I have to admit that I’ve been a snob. I didn’t grow up traveling in the U.S. and I was proud of it. The majority of my travels had always been international. From North Carolina, it was strictly limited to short drives to South Carolina, Tennessee, and the yearly flights out to Southern California to visit family friends. I’ve spent far more time traveling in the Caribbean, Europe, and South America than in my own country.
We are trucking through Alabama in my red convertible VW Cabrio. It’s been nothing but green grassy fields. Music is filling my ears and the miles start adding up. Everything is going smoothly, when all of a sudden, I feel a pop.
We awaken to a gray day. Strong winds. A storm is definitely coming in, but it’s all huff and puff as we pull to a stop in front of the outdoor markets of the French quarter.
New Orleans doesn’t smell like a swamp, but there is definitely something pungent about it. The air has a mass and spirit to it. You feel your body against the air as you take it all in: the cobblestone streets, people strolling, and music everywhere. A city full of stories to tell.
Growing up three hours away, I never gave it much credit, but Atlanta is really stepping it up. It has managed to hang on to its sweet southern tones, and mix in some authentic international influence.
Tonight we head to Eclipse de Luna, an out of the way Spanish restaurant that is hidden behind of a long string of home décor shops. All the shops are now closed for the day, and we are driving through the dark for several minutes.
To be completely honest, I have never been interested in taking a road trip.

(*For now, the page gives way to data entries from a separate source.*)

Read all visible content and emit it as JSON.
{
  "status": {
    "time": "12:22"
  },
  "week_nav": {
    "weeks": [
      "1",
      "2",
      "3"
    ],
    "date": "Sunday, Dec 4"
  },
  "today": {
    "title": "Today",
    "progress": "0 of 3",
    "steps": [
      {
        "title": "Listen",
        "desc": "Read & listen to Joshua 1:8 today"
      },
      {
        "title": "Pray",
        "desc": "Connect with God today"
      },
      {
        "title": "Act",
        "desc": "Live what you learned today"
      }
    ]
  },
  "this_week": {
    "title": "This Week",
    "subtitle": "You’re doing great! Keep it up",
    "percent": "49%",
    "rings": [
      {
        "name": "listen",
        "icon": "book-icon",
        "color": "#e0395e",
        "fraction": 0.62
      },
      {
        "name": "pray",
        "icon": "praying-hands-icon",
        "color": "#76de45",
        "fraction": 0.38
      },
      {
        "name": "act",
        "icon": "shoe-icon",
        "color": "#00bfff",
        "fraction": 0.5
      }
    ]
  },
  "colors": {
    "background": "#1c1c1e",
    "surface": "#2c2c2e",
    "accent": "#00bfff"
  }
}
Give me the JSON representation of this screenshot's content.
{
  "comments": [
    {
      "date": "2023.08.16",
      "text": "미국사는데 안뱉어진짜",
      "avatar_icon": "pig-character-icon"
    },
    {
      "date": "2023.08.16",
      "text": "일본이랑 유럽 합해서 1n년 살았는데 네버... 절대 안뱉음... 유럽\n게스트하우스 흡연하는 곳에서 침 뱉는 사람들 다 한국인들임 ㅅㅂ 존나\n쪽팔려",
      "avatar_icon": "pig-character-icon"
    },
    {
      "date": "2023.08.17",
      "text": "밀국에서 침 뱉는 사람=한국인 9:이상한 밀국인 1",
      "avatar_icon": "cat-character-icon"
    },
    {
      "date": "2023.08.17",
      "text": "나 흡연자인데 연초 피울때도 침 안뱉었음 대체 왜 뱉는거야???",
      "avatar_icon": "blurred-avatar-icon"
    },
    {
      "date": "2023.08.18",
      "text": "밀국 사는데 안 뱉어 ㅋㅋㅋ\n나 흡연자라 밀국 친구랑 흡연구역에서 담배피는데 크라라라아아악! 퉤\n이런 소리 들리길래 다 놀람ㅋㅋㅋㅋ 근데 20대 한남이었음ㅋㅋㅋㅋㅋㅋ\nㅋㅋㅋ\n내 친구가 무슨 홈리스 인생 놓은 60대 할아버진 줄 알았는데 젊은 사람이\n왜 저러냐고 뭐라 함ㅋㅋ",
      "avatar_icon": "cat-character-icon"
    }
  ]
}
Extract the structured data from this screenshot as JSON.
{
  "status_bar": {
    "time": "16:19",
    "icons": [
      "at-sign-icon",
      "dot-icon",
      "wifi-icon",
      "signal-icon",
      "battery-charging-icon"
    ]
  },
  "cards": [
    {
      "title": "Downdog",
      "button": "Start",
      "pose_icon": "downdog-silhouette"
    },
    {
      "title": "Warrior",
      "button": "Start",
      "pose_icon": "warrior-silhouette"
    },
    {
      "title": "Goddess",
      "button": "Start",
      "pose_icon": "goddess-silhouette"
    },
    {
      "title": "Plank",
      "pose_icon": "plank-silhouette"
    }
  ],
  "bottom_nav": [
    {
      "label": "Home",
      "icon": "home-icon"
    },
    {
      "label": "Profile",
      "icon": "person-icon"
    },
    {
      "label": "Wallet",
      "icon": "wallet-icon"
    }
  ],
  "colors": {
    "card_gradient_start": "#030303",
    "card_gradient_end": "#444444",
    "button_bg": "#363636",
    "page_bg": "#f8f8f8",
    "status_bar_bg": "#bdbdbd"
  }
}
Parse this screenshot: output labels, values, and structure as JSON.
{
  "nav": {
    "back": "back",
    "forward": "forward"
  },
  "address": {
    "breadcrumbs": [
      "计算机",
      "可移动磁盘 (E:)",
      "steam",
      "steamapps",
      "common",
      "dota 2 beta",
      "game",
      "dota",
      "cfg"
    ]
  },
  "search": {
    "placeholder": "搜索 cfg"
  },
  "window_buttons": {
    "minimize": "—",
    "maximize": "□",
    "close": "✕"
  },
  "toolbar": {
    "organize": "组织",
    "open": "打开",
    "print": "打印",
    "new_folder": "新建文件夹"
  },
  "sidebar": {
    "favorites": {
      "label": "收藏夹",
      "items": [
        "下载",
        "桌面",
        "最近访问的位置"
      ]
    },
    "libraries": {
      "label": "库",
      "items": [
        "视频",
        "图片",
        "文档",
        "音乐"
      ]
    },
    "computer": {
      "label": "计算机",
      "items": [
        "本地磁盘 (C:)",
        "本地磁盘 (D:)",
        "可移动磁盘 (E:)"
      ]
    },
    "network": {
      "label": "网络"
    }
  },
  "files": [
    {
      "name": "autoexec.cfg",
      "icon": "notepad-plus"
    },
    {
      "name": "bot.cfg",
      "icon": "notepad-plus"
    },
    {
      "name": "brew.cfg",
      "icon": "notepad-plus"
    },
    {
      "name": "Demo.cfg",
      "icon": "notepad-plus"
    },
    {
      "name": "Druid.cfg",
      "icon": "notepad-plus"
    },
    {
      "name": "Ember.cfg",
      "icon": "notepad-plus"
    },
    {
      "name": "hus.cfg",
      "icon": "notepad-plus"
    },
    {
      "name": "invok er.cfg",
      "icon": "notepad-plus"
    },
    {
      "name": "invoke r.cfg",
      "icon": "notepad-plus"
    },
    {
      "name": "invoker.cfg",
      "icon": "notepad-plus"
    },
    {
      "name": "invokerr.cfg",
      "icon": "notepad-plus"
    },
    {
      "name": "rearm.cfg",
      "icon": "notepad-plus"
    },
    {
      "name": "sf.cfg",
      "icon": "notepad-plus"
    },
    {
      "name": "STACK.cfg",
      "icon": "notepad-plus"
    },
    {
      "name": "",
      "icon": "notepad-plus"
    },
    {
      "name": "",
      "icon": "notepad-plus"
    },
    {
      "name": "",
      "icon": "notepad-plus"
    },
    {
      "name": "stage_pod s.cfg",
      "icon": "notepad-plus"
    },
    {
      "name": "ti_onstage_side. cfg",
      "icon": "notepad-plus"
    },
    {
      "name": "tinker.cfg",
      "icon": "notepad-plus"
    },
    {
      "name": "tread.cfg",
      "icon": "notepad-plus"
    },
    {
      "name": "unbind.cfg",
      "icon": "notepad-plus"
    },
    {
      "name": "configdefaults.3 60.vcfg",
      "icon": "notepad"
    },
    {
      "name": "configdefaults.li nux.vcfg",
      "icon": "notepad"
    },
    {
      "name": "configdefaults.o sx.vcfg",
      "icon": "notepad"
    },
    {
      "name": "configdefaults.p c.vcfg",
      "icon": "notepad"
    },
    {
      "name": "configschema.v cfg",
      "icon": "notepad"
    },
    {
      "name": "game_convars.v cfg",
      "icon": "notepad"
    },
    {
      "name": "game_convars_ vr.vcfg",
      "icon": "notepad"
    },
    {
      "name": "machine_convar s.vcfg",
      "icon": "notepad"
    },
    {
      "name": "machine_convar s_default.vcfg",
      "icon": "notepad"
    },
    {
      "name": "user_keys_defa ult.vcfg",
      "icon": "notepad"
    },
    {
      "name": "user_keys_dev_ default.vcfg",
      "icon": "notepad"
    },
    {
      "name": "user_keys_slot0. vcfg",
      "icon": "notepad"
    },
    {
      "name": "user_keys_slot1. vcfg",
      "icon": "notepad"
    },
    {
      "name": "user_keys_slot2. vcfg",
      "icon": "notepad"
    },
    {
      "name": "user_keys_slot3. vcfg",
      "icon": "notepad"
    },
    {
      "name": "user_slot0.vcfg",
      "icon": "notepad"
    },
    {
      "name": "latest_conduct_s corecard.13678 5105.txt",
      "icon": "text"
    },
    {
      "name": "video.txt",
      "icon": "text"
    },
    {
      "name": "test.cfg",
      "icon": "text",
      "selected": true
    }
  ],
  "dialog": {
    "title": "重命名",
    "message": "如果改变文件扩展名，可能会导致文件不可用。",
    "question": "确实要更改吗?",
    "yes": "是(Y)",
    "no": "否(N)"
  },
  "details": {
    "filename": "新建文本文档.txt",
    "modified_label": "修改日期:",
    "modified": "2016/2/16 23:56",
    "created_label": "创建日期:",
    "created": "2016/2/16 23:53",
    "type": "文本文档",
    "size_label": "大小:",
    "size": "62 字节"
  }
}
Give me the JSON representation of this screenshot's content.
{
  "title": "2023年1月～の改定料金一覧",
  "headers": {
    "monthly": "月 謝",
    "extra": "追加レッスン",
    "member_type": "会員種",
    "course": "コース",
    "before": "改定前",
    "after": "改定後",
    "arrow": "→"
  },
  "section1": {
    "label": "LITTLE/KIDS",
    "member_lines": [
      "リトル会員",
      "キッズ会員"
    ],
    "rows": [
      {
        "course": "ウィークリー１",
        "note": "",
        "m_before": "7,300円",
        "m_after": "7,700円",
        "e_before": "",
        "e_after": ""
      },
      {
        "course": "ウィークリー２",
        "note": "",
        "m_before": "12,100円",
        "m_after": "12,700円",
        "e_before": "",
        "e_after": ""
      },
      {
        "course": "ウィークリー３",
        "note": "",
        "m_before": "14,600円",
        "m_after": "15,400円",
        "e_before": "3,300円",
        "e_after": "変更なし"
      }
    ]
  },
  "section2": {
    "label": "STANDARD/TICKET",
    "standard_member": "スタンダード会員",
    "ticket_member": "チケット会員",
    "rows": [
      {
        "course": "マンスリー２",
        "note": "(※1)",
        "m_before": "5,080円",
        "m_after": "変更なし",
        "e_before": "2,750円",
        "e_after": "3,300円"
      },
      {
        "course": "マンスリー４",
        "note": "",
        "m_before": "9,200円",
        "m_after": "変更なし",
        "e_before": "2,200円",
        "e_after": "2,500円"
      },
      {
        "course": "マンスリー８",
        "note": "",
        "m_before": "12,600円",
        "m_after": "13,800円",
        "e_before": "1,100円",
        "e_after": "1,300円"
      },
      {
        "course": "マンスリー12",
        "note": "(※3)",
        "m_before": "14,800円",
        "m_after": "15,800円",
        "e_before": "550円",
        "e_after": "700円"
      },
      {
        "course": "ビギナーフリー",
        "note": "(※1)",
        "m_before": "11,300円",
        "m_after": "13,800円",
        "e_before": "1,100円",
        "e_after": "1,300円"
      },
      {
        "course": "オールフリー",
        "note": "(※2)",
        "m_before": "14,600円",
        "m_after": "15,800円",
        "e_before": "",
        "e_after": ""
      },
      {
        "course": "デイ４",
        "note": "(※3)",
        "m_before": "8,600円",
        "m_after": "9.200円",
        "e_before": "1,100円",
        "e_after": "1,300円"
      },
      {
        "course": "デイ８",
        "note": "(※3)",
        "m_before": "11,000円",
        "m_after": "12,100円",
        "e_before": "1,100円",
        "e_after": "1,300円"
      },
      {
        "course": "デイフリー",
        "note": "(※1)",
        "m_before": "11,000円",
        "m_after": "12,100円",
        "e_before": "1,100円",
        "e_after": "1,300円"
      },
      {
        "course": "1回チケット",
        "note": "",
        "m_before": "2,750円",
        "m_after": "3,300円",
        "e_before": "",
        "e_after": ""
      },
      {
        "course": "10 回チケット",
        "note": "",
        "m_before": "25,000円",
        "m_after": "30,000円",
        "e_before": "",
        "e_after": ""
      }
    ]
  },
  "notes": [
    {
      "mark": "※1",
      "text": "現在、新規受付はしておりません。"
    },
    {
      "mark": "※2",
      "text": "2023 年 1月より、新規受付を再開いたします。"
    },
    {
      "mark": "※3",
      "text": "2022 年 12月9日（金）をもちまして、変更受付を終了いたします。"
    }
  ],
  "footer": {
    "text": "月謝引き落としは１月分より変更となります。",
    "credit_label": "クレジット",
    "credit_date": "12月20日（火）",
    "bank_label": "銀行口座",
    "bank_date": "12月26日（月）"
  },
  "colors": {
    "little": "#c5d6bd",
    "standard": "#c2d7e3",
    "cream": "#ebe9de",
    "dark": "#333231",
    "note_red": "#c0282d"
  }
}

I have dreamed of traveling to exotic foreign locations like New Zealand, Brazil, and Turkey, but the thought of being a “tourist” in my own country never sounded so fabulous. I wasn’t interested, and for years I traipsed through Europe and hung out down in South America. It wasn’t until I was teaching English in Brazil that I started to wonder if I was missing out on something.